    RRReno affirms the case that Victor Lee Austin makes in Up With Authority: Why We Need Authority to Flourish as Human Beings (a book I haven’t read), and goes on to say that God uses our finitude, and our ability to submit to authority, so that we can be “more than ourselves.”

    There is really nothing to quibble with here. I’m on the side of those who recognize the human need for proper authority. The question remains, how do I decide where to put my trust?

    Before Jesus said, “Follow me.” (John 1:43) he said, “Come and see.” (John 1:39)

    In my 2Epiphany sermon I took a hint from a commentary by Paul Nuechterlein at the Girardian Reflections on the Lectionary website, in which he emphasizes the double meaning of ‘meno’ in John 1:29-42, which is variously translated as abide, remain, staying, or dwelling depending on the version or context.

    Two of the Baptist’s disciples ask Jesus, “where are you staying?” Nuechterlein suggests that Jesus responds by making a pun on “meno.” The point is that Jesus’ street address isn’t that important because Jesus is always dwelling with the Father. After Andrew spends the day with Jesus, he finds Peter and tells him, “We have found the Messiah.” Presumably, Andrew is so captivated by spending time with Jesus that Andrew wants to continue to “stay” with Jesus and also tell others about him. The authority that Jesus commands starts with something strange and compelling – something mysterious that Michael Polanyi said begins in a kind of tacit understanding, or dimension.
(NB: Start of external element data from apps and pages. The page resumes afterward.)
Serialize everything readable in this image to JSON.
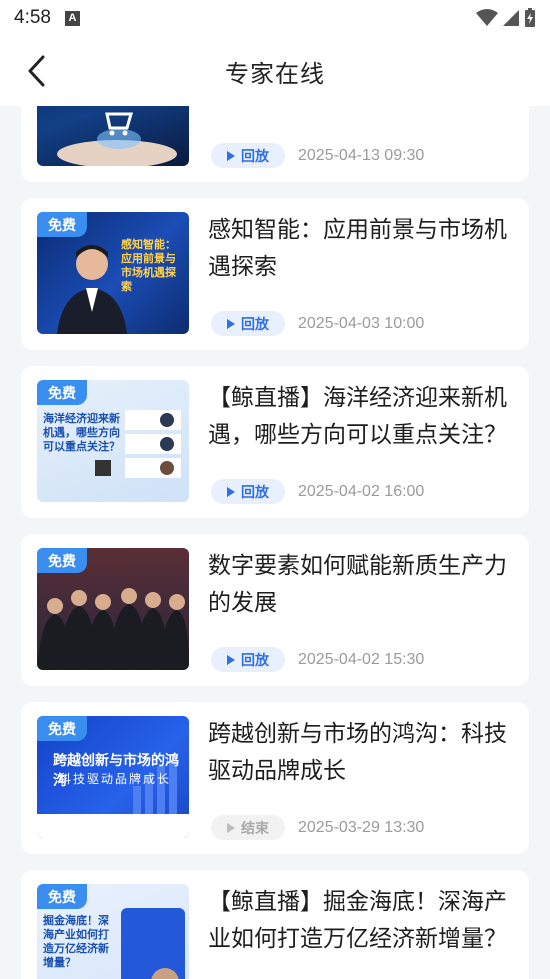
{
  "status_bar": {
    "time": "4:58",
    "notification_icon_letter": "A"
  },
  "header": {
    "title": "专家在线"
  },
  "colors": {
    "accent": "#2f6fe0",
    "free_tag": "#3a8ef0",
    "ended_badge": "#a9a9a9"
  },
  "items": [
    {
      "title": "",
      "status": "回放",
      "time": "2025-04-13 09:30",
      "free_label": ""
    },
    {
      "title": "感知智能：应用前景与市场机遇探索",
      "status": "回放",
      "time": "2025-04-03 10:00",
      "free_label": "免费",
      "thumb_text": "感知智能：应用前景与市场机遇探索"
    },
    {
      "title": "【鲸直播】海洋经济迎来新机遇，哪些方向可以重点关注？",
      "status": "回放",
      "time": "2025-04-02 16:00",
      "free_label": "免费",
      "thumb_text": "海洋经济迎来新机遇，哪些方向可以重点关注？"
    },
    {
      "title": "数字要素如何赋能新质生产力的发展",
      "status": "回放",
      "time": "2025-04-02 15:30",
      "free_label": "免费"
    },
    {
      "title": "跨越创新与市场的鸿沟：科技驱动品牌成长",
      "status": "结束",
      "time": "2025-03-29 13:30",
      "free_label": "免费",
      "thumb_text": "跨越创新与市场的鸿沟",
      "thumb_sub": "科技驱动品牌成长"
    },
    {
      "title": "【鲸直播】掘金海底！深海产业如何打造万亿经济新增量？",
      "status": "",
      "time": "",
      "free_label": "免费",
      "thumb_text": "掘金海底！深海产业如何打造万亿经济新增量？"
    }
  ]
}
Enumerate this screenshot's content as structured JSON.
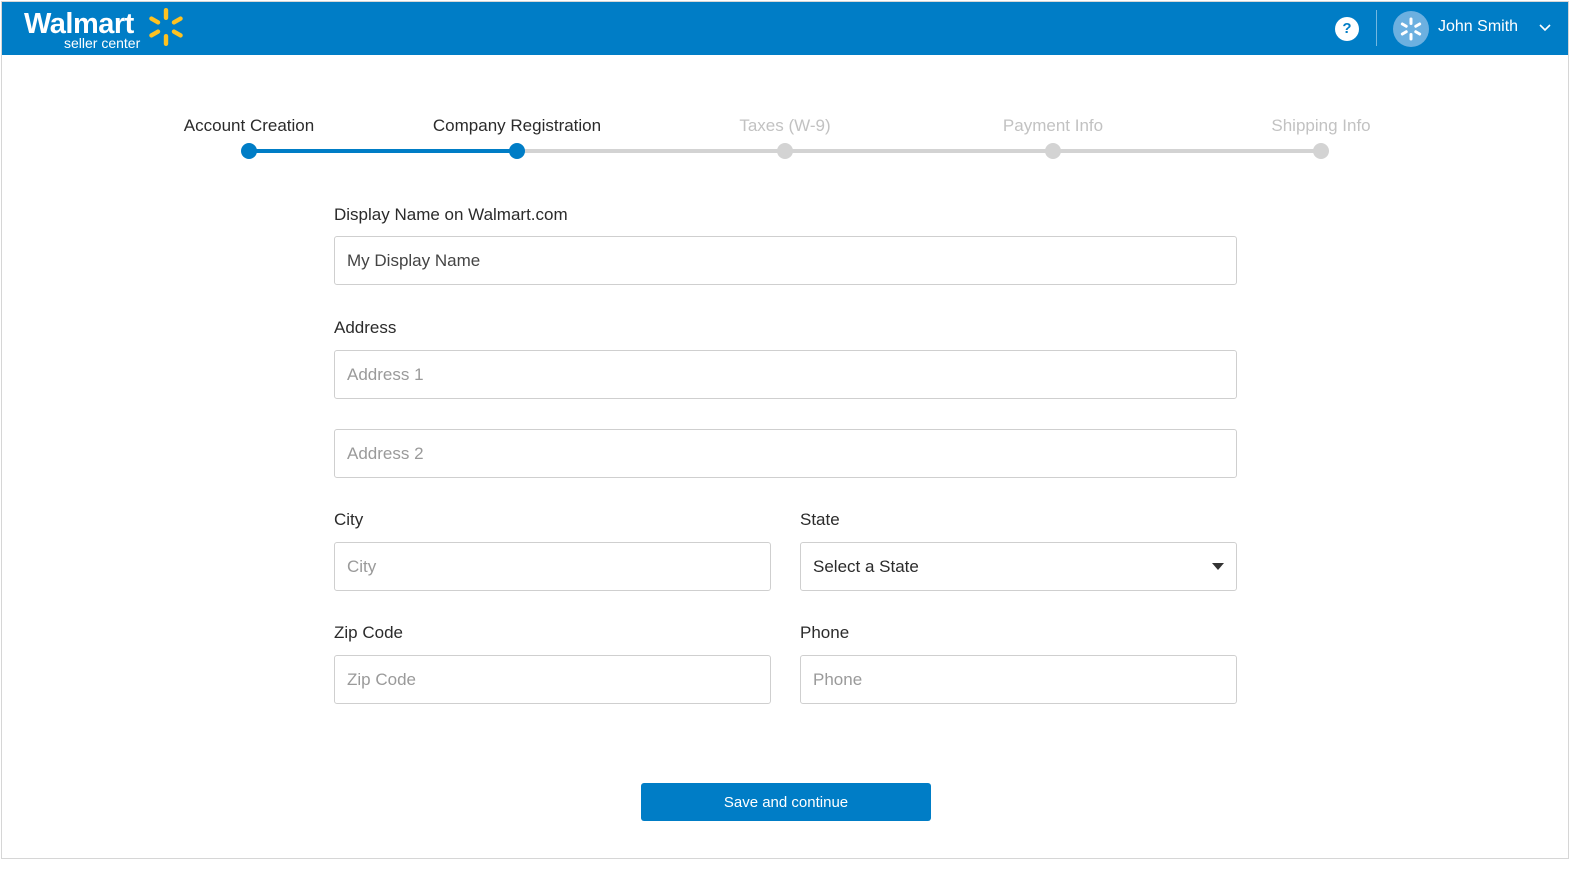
{
  "header": {
    "brand": "Walmart",
    "brand_sub": "seller center",
    "help_glyph": "?",
    "user_name": "John Smith",
    "bg_color": "#007dc6"
  },
  "steps": [
    {
      "label": "Account Creation",
      "status": "complete"
    },
    {
      "label": "Company Registration",
      "status": "current"
    },
    {
      "label": "Taxes (W-9)",
      "status": "upcoming"
    },
    {
      "label": "Payment Info",
      "status": "upcoming"
    },
    {
      "label": "Shipping Info",
      "status": "upcoming"
    }
  ],
  "form": {
    "display_name": {
      "label": "Display Name on Walmart.com",
      "value": "My Display Name"
    },
    "address": {
      "label": "Address",
      "line1_placeholder": "Address 1",
      "line2_placeholder": "Address 2"
    },
    "city": {
      "label": "City",
      "placeholder": "City"
    },
    "state": {
      "label": "State",
      "selected": "Select a State"
    },
    "zip": {
      "label": "Zip Code",
      "placeholder": "Zip Code"
    },
    "phone": {
      "label": "Phone",
      "placeholder": "Phone"
    }
  },
  "actions": {
    "save_label": "Save and continue"
  },
  "colors": {
    "accent": "#007dc6",
    "inactive": "#d3d3d3",
    "spark": "#ffc220"
  }
}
    Polanyi used the analogy of the relationship between an apprentice and his master. The apprentice must trust that the master will guide him and teach him properly. In a sense, the student needs to faithfully remain in the care of the master, even when the tasks at hand seem pointless.

    [blockquote]In order to share this indwelling, the pupil must presume that a teaching which appears meaningless to start with has in fact a meaning which can be discovered by hitting on the same kind of indwelling as the teacher is practicing. Such an effort is based on accepting the teacher’s authority.[/blockquote] (The Tacit Dimension (Garden City, NY: Doubleday & Company, Inc., 1966).